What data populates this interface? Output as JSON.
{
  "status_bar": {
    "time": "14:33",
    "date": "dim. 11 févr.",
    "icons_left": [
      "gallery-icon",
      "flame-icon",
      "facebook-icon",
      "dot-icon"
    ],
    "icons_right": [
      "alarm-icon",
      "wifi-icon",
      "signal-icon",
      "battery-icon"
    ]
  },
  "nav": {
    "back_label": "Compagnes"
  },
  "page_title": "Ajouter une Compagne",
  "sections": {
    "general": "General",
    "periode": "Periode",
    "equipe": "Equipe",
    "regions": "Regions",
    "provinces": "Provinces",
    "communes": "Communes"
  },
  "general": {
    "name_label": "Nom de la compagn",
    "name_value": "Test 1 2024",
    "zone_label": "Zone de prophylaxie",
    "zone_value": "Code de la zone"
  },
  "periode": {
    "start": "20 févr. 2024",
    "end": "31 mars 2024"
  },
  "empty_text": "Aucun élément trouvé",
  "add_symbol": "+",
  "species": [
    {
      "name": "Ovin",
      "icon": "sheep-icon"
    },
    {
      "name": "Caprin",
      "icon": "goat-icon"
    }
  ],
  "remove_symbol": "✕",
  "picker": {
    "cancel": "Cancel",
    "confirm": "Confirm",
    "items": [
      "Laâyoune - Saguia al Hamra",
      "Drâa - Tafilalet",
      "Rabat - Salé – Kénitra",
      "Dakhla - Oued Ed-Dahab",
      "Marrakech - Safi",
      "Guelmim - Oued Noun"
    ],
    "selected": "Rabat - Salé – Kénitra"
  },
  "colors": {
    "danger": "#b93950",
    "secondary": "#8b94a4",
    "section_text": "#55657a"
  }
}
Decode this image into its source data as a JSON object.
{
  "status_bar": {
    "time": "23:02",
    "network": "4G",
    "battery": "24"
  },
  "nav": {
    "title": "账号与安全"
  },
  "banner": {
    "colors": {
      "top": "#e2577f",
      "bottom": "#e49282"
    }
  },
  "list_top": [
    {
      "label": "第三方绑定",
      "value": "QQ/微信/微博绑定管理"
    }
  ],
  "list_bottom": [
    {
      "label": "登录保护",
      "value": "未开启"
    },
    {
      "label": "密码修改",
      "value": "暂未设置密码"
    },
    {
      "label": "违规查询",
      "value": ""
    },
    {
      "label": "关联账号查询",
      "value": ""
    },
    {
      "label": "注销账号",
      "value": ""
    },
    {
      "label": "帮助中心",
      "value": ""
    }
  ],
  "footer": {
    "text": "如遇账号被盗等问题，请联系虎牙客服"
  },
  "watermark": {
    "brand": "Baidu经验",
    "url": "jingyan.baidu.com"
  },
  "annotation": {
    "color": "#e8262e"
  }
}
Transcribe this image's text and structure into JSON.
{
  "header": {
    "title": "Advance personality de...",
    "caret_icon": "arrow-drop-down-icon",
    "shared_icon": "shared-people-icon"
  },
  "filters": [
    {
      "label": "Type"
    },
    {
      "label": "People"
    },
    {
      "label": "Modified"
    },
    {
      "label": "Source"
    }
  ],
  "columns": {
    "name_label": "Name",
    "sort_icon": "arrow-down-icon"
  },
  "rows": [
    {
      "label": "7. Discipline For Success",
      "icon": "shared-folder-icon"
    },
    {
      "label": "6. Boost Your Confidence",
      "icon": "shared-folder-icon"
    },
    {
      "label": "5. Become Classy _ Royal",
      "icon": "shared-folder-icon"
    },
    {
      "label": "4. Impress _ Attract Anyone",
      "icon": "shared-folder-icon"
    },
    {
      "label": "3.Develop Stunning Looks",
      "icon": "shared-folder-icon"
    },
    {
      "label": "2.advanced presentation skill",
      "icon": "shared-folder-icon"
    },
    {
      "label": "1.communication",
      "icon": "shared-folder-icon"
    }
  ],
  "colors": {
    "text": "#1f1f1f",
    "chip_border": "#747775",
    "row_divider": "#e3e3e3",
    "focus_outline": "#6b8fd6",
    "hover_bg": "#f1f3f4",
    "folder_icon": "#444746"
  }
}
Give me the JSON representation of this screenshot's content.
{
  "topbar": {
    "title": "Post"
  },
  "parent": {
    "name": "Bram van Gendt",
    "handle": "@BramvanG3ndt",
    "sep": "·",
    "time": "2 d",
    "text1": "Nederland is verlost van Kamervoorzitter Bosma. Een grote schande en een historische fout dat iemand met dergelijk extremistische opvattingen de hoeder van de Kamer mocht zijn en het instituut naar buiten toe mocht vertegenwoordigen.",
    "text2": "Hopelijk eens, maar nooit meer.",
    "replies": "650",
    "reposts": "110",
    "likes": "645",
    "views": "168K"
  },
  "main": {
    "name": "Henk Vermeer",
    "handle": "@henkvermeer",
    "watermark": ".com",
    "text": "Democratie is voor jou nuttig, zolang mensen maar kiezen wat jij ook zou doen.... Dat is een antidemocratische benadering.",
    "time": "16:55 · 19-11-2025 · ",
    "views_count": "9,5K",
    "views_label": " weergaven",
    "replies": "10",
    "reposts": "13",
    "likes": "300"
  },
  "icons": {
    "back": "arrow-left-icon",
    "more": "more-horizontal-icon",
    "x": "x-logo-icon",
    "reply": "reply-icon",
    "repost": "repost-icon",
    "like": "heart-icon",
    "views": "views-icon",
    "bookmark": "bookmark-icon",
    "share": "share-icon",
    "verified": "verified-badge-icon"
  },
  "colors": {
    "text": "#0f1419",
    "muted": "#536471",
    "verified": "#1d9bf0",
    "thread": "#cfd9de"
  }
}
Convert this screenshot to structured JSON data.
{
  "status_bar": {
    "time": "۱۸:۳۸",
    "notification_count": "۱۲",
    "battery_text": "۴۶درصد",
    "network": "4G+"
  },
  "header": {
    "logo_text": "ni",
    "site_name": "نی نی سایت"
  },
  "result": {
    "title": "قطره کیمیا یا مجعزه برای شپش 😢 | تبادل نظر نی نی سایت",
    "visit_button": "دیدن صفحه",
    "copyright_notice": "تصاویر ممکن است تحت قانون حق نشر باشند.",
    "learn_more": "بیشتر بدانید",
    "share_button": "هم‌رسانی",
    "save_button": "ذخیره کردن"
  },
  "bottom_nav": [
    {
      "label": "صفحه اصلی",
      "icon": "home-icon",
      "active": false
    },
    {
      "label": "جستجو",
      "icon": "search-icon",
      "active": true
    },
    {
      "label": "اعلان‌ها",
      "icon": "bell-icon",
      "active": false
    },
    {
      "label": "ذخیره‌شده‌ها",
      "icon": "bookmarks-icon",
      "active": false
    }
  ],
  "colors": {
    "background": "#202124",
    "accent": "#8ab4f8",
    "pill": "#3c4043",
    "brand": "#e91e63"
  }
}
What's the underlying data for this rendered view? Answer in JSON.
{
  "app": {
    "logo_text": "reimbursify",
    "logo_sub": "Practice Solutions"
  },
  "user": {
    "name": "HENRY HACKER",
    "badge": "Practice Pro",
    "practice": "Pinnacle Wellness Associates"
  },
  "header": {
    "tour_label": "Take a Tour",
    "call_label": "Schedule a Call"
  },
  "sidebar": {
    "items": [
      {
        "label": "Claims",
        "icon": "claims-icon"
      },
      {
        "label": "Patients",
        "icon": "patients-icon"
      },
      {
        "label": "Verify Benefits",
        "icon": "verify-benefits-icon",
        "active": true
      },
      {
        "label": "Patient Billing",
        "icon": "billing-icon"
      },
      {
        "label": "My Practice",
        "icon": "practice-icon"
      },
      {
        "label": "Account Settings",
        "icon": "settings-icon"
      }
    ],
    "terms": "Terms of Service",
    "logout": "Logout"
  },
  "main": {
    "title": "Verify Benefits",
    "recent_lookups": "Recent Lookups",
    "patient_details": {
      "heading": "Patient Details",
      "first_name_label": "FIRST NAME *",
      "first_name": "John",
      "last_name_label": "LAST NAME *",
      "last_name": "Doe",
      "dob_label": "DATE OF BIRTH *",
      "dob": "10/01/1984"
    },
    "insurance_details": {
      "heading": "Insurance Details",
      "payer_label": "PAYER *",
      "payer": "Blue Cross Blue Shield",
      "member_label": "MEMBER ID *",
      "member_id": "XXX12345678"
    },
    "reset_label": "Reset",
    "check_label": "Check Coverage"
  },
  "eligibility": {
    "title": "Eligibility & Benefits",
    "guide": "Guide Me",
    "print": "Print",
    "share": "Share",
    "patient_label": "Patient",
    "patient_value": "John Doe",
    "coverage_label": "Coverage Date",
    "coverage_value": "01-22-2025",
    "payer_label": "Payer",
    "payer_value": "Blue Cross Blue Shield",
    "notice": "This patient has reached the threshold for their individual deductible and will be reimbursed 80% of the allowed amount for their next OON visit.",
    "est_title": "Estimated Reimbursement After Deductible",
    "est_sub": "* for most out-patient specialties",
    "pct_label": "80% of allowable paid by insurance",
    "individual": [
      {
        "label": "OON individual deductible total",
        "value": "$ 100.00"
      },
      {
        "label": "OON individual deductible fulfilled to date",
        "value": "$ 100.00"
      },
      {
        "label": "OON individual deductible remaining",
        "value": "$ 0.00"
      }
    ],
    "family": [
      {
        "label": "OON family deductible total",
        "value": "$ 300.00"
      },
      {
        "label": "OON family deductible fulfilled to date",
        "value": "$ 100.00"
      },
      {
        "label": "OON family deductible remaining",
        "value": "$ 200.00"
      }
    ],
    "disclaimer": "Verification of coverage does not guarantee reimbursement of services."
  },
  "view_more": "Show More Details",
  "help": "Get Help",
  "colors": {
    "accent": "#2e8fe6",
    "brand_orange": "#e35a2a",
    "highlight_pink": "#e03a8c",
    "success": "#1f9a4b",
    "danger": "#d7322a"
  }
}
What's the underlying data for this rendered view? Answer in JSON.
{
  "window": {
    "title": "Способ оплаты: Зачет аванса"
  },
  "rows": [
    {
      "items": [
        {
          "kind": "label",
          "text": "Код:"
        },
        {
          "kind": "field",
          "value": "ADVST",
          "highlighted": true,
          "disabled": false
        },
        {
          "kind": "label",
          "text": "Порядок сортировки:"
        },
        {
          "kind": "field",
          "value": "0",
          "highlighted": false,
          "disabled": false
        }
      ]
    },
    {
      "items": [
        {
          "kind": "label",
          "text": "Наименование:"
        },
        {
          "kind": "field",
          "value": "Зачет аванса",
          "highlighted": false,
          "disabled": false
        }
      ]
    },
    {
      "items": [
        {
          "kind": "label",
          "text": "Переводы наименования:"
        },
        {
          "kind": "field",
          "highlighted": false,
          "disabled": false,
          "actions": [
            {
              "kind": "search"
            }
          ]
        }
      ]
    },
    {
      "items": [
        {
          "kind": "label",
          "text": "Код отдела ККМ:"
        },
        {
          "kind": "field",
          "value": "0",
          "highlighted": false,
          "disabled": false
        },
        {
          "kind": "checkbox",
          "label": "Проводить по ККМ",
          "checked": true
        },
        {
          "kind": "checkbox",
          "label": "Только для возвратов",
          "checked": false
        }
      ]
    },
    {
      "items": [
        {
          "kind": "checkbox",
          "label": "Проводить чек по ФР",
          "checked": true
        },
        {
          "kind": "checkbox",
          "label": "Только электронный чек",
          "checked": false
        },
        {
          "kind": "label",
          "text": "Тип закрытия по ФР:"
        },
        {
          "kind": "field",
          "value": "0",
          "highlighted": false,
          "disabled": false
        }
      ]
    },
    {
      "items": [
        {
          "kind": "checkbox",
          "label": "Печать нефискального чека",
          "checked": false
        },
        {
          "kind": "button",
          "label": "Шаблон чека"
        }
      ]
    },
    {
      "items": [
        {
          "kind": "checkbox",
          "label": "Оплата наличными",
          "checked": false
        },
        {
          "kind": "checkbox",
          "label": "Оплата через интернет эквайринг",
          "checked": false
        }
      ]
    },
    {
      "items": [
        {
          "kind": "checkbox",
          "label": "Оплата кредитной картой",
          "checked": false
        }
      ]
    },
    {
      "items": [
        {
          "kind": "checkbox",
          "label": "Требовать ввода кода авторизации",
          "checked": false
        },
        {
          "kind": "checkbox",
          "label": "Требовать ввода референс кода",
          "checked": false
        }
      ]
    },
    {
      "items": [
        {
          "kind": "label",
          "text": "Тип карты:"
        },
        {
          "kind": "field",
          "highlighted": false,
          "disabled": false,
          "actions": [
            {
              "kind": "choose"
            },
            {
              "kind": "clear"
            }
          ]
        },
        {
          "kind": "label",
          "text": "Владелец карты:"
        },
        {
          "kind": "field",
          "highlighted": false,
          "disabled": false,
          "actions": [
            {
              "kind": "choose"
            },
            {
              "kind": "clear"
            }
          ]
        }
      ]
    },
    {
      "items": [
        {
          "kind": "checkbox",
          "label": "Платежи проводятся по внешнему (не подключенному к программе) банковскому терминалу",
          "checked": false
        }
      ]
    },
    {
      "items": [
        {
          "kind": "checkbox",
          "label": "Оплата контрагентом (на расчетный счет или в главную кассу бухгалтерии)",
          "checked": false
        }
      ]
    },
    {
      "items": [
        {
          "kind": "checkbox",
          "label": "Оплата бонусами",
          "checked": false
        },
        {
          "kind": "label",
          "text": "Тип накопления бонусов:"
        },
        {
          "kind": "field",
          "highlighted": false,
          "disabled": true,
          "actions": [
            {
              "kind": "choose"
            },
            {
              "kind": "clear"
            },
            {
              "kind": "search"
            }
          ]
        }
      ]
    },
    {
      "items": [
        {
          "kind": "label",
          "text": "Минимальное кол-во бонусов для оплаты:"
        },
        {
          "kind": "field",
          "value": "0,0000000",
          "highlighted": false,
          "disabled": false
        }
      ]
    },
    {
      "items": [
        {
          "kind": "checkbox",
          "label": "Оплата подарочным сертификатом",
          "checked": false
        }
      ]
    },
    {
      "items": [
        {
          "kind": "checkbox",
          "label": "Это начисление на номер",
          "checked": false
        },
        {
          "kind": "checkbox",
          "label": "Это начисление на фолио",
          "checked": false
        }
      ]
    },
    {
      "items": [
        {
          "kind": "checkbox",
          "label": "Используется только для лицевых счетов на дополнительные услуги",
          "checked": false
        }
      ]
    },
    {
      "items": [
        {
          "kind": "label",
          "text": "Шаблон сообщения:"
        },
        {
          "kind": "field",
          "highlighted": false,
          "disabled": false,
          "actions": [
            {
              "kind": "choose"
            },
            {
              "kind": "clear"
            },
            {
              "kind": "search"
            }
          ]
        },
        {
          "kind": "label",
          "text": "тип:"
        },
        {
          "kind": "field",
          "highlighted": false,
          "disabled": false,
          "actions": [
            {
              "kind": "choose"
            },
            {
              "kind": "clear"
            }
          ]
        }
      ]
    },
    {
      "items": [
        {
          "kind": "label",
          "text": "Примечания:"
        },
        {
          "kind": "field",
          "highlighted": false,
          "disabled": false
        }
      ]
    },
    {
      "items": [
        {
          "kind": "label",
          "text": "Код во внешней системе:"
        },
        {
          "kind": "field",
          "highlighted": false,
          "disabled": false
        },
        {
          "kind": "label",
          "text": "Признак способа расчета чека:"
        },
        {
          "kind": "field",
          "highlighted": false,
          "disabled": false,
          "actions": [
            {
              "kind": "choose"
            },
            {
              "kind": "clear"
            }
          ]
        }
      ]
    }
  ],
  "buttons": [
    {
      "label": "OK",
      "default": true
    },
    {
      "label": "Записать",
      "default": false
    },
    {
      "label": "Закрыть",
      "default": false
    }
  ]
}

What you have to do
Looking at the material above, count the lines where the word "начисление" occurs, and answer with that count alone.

Exercise result
2